(Beginning of Exercise data)

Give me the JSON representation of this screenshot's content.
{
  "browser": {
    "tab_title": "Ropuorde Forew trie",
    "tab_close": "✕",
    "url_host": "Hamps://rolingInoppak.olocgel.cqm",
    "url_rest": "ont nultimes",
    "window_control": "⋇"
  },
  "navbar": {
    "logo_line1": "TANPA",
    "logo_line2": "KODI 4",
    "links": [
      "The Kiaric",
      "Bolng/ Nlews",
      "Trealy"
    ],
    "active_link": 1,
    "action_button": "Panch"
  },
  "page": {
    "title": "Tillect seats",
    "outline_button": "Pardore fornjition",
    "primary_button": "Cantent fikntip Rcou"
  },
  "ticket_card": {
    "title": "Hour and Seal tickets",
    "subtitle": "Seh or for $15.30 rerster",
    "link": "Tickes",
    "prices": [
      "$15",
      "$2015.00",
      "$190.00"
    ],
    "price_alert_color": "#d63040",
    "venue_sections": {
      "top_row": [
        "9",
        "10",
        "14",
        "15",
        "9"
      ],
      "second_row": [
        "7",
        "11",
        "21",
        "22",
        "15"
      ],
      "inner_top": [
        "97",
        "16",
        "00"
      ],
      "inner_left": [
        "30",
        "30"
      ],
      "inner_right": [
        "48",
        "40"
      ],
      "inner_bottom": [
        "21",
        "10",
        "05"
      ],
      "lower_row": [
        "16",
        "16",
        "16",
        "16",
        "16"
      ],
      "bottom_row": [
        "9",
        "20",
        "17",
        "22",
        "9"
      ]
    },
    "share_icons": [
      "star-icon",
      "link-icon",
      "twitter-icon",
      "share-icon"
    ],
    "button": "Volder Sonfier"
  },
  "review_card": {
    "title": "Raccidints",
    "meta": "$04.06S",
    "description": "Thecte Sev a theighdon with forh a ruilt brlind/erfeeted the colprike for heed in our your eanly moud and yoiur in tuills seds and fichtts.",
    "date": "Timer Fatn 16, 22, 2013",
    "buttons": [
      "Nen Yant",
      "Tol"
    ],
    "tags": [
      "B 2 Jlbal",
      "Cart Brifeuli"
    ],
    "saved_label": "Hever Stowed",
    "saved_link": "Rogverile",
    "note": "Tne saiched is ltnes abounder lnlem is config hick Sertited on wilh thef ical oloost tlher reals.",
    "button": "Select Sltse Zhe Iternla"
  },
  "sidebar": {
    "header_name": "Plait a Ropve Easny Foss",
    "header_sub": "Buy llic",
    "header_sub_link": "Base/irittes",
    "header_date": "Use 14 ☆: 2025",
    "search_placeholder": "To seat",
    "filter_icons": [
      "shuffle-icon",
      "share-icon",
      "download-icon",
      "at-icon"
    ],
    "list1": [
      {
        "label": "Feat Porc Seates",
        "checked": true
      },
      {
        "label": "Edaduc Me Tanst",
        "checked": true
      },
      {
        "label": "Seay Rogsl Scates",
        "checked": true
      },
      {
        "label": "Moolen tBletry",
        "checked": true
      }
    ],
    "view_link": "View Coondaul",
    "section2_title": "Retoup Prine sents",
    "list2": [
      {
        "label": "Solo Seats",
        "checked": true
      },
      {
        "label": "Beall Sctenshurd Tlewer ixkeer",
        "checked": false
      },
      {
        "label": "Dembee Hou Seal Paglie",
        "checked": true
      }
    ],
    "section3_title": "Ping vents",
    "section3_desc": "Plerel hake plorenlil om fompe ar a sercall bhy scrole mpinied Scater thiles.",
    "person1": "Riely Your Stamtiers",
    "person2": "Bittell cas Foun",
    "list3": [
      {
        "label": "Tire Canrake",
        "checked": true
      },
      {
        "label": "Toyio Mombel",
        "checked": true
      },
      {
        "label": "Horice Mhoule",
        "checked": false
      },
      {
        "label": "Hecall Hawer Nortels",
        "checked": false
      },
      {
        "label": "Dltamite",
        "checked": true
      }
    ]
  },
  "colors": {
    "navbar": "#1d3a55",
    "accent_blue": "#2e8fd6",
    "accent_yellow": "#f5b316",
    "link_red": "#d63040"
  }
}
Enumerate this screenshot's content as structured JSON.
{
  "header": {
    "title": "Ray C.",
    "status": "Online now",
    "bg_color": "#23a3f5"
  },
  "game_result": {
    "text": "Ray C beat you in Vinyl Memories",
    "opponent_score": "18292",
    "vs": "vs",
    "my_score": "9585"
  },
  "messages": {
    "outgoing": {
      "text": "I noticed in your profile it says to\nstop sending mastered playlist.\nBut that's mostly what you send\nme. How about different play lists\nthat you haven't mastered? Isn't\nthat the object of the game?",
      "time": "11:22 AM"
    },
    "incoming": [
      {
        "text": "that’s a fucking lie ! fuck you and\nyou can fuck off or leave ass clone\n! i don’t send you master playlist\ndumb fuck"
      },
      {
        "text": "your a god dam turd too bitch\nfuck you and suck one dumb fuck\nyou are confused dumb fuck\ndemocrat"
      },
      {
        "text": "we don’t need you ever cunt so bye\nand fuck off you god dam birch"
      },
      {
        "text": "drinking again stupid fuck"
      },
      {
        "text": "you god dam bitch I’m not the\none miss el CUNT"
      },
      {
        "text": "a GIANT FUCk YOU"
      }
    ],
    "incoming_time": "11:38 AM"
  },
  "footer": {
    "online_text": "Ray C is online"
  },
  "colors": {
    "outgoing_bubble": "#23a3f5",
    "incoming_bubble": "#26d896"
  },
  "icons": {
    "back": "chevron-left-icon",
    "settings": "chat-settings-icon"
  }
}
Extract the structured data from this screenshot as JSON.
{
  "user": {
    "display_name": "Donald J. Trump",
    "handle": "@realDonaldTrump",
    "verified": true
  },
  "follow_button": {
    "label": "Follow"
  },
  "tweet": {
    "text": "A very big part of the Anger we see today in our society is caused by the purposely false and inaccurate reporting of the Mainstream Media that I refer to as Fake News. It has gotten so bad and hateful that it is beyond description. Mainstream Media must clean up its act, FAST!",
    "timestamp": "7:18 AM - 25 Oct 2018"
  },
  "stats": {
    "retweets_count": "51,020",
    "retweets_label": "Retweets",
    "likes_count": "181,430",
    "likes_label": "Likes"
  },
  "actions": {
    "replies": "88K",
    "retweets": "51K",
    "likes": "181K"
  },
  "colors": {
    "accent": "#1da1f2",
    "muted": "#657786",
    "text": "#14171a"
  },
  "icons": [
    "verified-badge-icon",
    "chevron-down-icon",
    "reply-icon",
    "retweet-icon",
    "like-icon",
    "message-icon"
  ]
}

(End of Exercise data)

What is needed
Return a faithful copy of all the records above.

Solution to the exercise
Give me the JSON representation of this screenshot's content.
{
  "browser": {
    "tab_title": "Ropuorde Forew trie",
    "tab_close": "✕",
    "url_host": "Hamps://rolingInoppak.olocgel.cqm",
    "url_rest": "ont nultimes",
    "window_control": "⋇"
  },
  "navbar": {
    "logo_line1": "TANPA",
    "logo_line2": "KODI 4",
    "links": [
      "The Kiaric",
      "Bolng/ Nlews",
      "Trealy"
    ],
    "active_link": 1,
    "action_button": "Panch"
  },
  "page": {
    "title": "Tillect seats",
    "outline_button": "Pardore fornjition",
    "primary_button": "Cantent fikntip Rcou"
  },
  "ticket_card": {
    "title": "Hour and Seal tickets",
    "subtitle": "Seh or for $15.30 rerster",
    "link": "Tickes",
    "prices": [
      "$15",
      "$2015.00",
      "$190.00"
    ],
    "price_alert_color": "#d63040",
    "venue_sections": {
      "top_row": [
        "9",
        "10",
        "14",
        "15",
        "9"
      ],
      "second_row": [
        "7",
        "11",
        "21",
        "22",
        "15"
      ],
      "inner_top": [
        "97",
        "16",
        "00"
      ],
      "inner_left": [
        "30",
        "30"
      ],
      "inner_right": [
        "48",
        "40"
      ],
      "inner_bottom": [
        "21",
        "10",
        "05"
      ],
      "lower_row": [
        "16",
        "16",
        "16",
        "16",
        "16"
      ],
      "bottom_row": [
        "9",
        "20",
        "17",
        "22",
        "9"
      ]
    },
    "share_icons": [
      "star-icon",
      "link-icon",
      "twitter-icon",
      "share-icon"
    ],
    "button": "Volder Sonfier"
  },
  "review_card": {
    "title": "Raccidints",
    "meta": "$04.06S",
    "description": "Thecte Sev a theighdon with forh a ruilt brlind/erfeeted the colprike for heed in our your eanly moud and yoiur in tuills seds and fichtts.",
    "date": "Timer Fatn 16, 22, 2013",
    "buttons": [
      "Nen Yant",
      "Tol"
    ],
    "tags": [
      "B 2 Jlbal",
      "Cart Brifeuli"
    ],
    "saved_label": "Hever Stowed",
    "saved_link": "Rogverile",
    "note": "Tne saiched is ltnes abounder lnlem is config hick Sertited on wilh thef ical oloost tlher reals.",
    "button": "Select Sltse Zhe Iternla"
  },
  "sidebar": {
    "header_name": "Plait a Ropve Easny Foss",
    "header_sub": "Buy llic",
    "header_sub_link": "Base/irittes",
    "header_date": "Use 14 ☆: 2025",
    "search_placeholder": "To seat",
    "filter_icons": [
      "shuffle-icon",
      "share-icon",
      "download-icon",
      "at-icon"
    ],
    "list1": [
      {
        "label": "Feat Porc Seates",
        "checked": true
      },
      {
        "label": "Edaduc Me Tanst",
        "checked": true
      },
      {
        "label": "Seay Rogsl Scates",
        "checked": true
      },
      {
        "label": "Moolen tBletry",
        "checked": true
      }
    ],
    "view_link": "View Coondaul",
    "section2_title": "Retoup Prine sents",
    "list2": [
      {
        "label": "Solo Seats",
        "checked": true
      },
      {
        "label": "Beall Sctenshurd Tlewer ixkeer",
        "checked": false
      },
      {
        "label": "Dembee Hou Seal Paglie",
        "checked": true
      }
    ],
    "section3_title": "Ping vents",
    "section3_desc": "Plerel hake plorenlil om fompe ar a sercall bhy scrole mpinied Scater thiles.",
    "person1": "Riely Your Stamtiers",
    "person2": "Bittell cas Foun",
    "list3": [
      {
        "label": "Tire Canrake",
        "checked": true
      },
      {
        "label": "Toyio Mombel",
        "checked": true
      },
      {
        "label": "Horice Mhoule",
        "checked": false
      },
      {
        "label": "Hecall Hawer Nortels",
        "checked": false
      },
      {
        "label": "Dltamite",
        "checked": true
      }
    ]
  },
  "colors": {
    "navbar": "#1d3a55",
    "accent_blue": "#2e8fd6",
    "accent_yellow": "#f5b316",
    "link_red": "#d63040"
  }
}
Enumerate this screenshot's content as structured JSON.
{
  "header": {
    "title": "Ray C.",
    "status": "Online now",
    "bg_color": "#23a3f5"
  },
  "game_result": {
    "text": "Ray C beat you in Vinyl Memories",
    "opponent_score": "18292",
    "vs": "vs",
    "my_score": "9585"
  },
  "messages": {
    "outgoing": {
      "text": "I noticed in your profile it says to\nstop sending mastered playlist.\nBut that's mostly what you send\nme. How about different play lists\nthat you haven't mastered? Isn't\nthat the object of the game?",
      "time": "11:22 AM"
    },
    "incoming": [
      {
        "text": "that’s a fucking lie ! fuck you and\nyou can fuck off or leave ass clone\n! i don’t send you master playlist\ndumb fuck"
      },
      {
        "text": "your a god dam turd too bitch\nfuck you and suck one dumb fuck\nyou are confused dumb fuck\ndemocrat"
      },
      {
        "text": "we don’t need you ever cunt so bye\nand fuck off you god dam birch"
      },
      {
        "text": "drinking again stupid fuck"
      },
      {
        "text": "you god dam bitch I’m not the\none miss el CUNT"
      },
      {
        "text": "a GIANT FUCk YOU"
      }
    ],
    "incoming_time": "11:38 AM"
  },
  "footer": {
    "online_text": "Ray C is online"
  },
  "colors": {
    "outgoing_bubble": "#23a3f5",
    "incoming_bubble": "#26d896"
  },
  "icons": {
    "back": "chevron-left-icon",
    "settings": "chat-settings-icon"
  }
}
Extract the structured data from this screenshot as JSON.
{
  "user": {
    "display_name": "Donald J. Trump",
    "handle": "@realDonaldTrump",
    "verified": true
  },
  "follow_button": {
    "label": "Follow"
  },
  "tweet": {
    "text": "A very big part of the Anger we see today in our society is caused by the purposely false and inaccurate reporting of the Mainstream Media that I refer to as Fake News. It has gotten so bad and hateful that it is beyond description. Mainstream Media must clean up its act, FAST!",
    "timestamp": "7:18 AM - 25 Oct 2018"
  },
  "stats": {
    "retweets_count": "51,020",
    "retweets_label": "Retweets",
    "likes_count": "181,430",
    "likes_label": "Likes"
  },
  "actions": {
    "replies": "88K",
    "retweets": "51K",
    "likes": "181K"
  },
  "colors": {
    "accent": "#1da1f2",
    "muted": "#657786",
    "text": "#14171a"
  },
  "icons": [
    "verified-badge-icon",
    "chevron-down-icon",
    "reply-icon",
    "retweet-icon",
    "like-icon",
    "message-icon"
  ]
}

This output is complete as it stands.